Handcuffed to a Corpse: German Intervention in the Balkans and on the Galician Front, 1914-1917
Michael P. Kihntopf
To many historians, World War I is a series of attacks and counterattacks across the moonscape of the Western Front. There was another front that was as important as the one that stretched through Belgium and France. It was on the Balkan and Galician Fronts and between the Russian and Austria-Hungarian empires that the war had its genesis.
Paradoxical, General Alfred von Schlieffen, the man who minutely planned an invasion of France through Belgium, had no scheme for dealing with the Russians beyond fighting a delaying action. Firmly believing that Russian mobilization would be lethargic, he was confident that the Reich's soldiers could defeat France and then redeploy to the East in time to meet the slow-moving Tsarist soldiers.
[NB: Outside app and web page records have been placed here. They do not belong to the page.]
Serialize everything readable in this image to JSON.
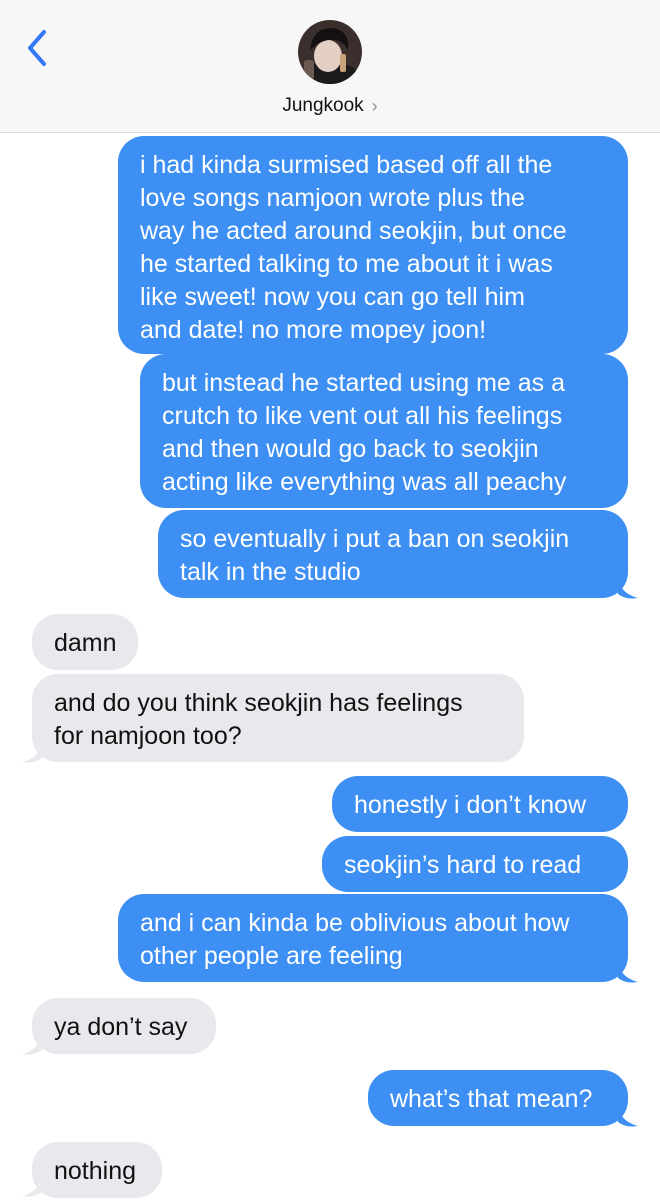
{
  "header": {
    "contact_name": "Jungkook",
    "chevron": "›",
    "back_icon": "chevron-left-icon",
    "accent_color": "#3478f6"
  },
  "messages": [
    {
      "side": "out",
      "lines": [
        "i had kinda surmised based off all the",
        "love songs namjoon wrote plus the",
        "way he acted around seokjin, but once",
        "he started talking to me about it i was",
        "like sweet! now you can go tell him",
        "and date! no more mopey joon!"
      ]
    },
    {
      "side": "out",
      "lines": [
        "but instead he started using me as a",
        "crutch to like vent out all his feelings",
        "and then would go back to seokjin",
        "acting like everything was all peachy"
      ]
    },
    {
      "side": "out",
      "lines": [
        "so eventually i put a ban on seokjin",
        "talk in the studio"
      ]
    },
    {
      "side": "in",
      "lines": [
        "damn"
      ]
    },
    {
      "side": "in",
      "lines": [
        "and do you think seokjin has feelings",
        "for namjoon too?"
      ]
    },
    {
      "side": "out",
      "lines": [
        "honestly i don’t know"
      ]
    },
    {
      "side": "out",
      "lines": [
        "seokjin’s hard to read"
      ]
    },
    {
      "side": "out",
      "lines": [
        "and i can kinda be oblivious about how",
        "other people are feeling"
      ]
    },
    {
      "side": "in",
      "lines": [
        "ya don’t say"
      ]
    },
    {
      "side": "out",
      "lines": [
        "what’s that mean?"
      ]
    },
    {
      "side": "in",
      "lines": [
        "nothing"
      ]
    }
  ],
  "colors": {
    "outgoing_bubble": "#3d8ff4",
    "incoming_bubble": "#e9e9ed"
  }
}
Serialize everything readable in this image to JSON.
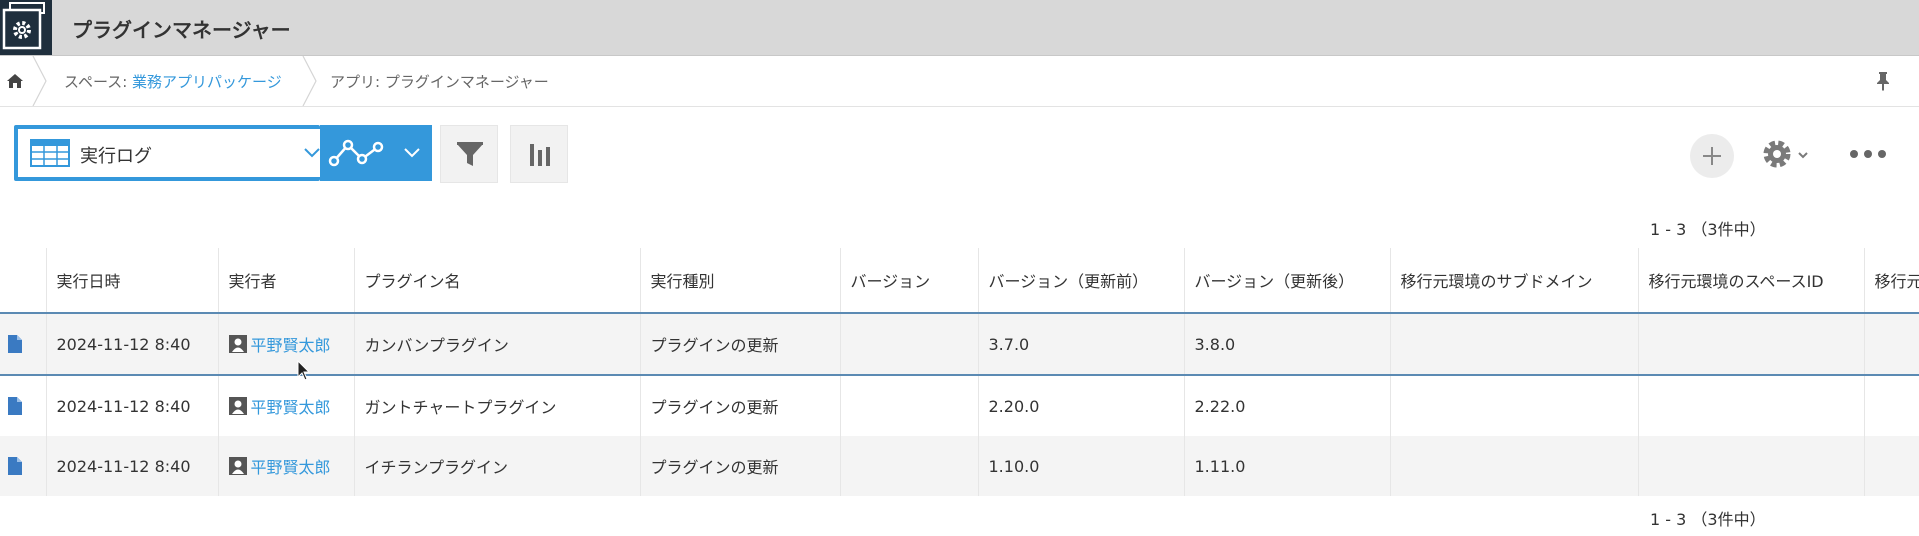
{
  "header": {
    "app_title": "プラグインマネージャー",
    "background": "#d8d8d8",
    "icon_bg": "#1f2f3d"
  },
  "breadcrumb": {
    "home_icon": "home-icon",
    "space_prefix": "スペース:",
    "space_name": "業務アプリパッケージ",
    "app_crumb": "アプリ: プラグインマネージャー",
    "pin_icon": "pin-icon"
  },
  "toolbar": {
    "view_name": "実行ログ",
    "view_icon": "table-icon",
    "graph_icon": "line-graph-icon",
    "filter_icon": "filter-icon",
    "chart_icon": "bar-chart-icon",
    "accent": "#3498db"
  },
  "actions": {
    "add_icon": "plus-icon",
    "settings_icon": "gear-icon",
    "more_icon": "more-icon"
  },
  "pager": {
    "top": "1 - 3 （3件中）",
    "bottom": "1 - 3 （3件中）"
  },
  "table": {
    "columns": [
      "",
      "実行日時",
      "実行者",
      "プラグイン名",
      "実行種別",
      "バージョン",
      "バージョン（更新前）",
      "バージョン（更新後）",
      "移行元環境のサブドメイン",
      "移行元環境のスペースID",
      "移行元"
    ],
    "rows": [
      {
        "datetime": "2024-11-12 8:40",
        "user": "平野賢太郎",
        "plugin": "カンバンプラグイン",
        "type": "プラグインの更新",
        "version": "",
        "version_before": "3.7.0",
        "version_after": "3.8.0",
        "subdomain": "",
        "space_id": "",
        "source": ""
      },
      {
        "datetime": "2024-11-12 8:40",
        "user": "平野賢太郎",
        "plugin": "ガントチャートプラグイン",
        "type": "プラグインの更新",
        "version": "",
        "version_before": "2.20.0",
        "version_after": "2.22.0",
        "subdomain": "",
        "space_id": "",
        "source": ""
      },
      {
        "datetime": "2024-11-12 8:40",
        "user": "平野賢太郎",
        "plugin": "イチランプラグイン",
        "type": "プラグインの更新",
        "version": "",
        "version_before": "1.10.0",
        "version_after": "1.11.0",
        "subdomain": "",
        "space_id": "",
        "source": ""
      }
    ]
  }
}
Even though Austria-Hungary was Germany's only ally in the early 20th century, no coordinated plan for dealing with the Russians was ever devised. The consequences of this led to catastrophic defeats for the Dual Monarchy. By early 1915, the German General Staff realized that the Austro-Hungarian army was incapable of providing a viable deterrent against its enemies. To strengthen their ally, the General Staff managed a series of campaigns that were designed to seriously maim the Russian army and subjugate the Serbians. Leading those campaigns was August von Mackensen and Hans von Seeckt.
This book looks at the driving forces on both sides of the Eastern Front with a particular emphasis on the failures and successes of the Central Powers.
|Author||Michael P. Kihntopf|
- Publisher: Burd Street Press
- Type: Hardcover
- Availability: In Stock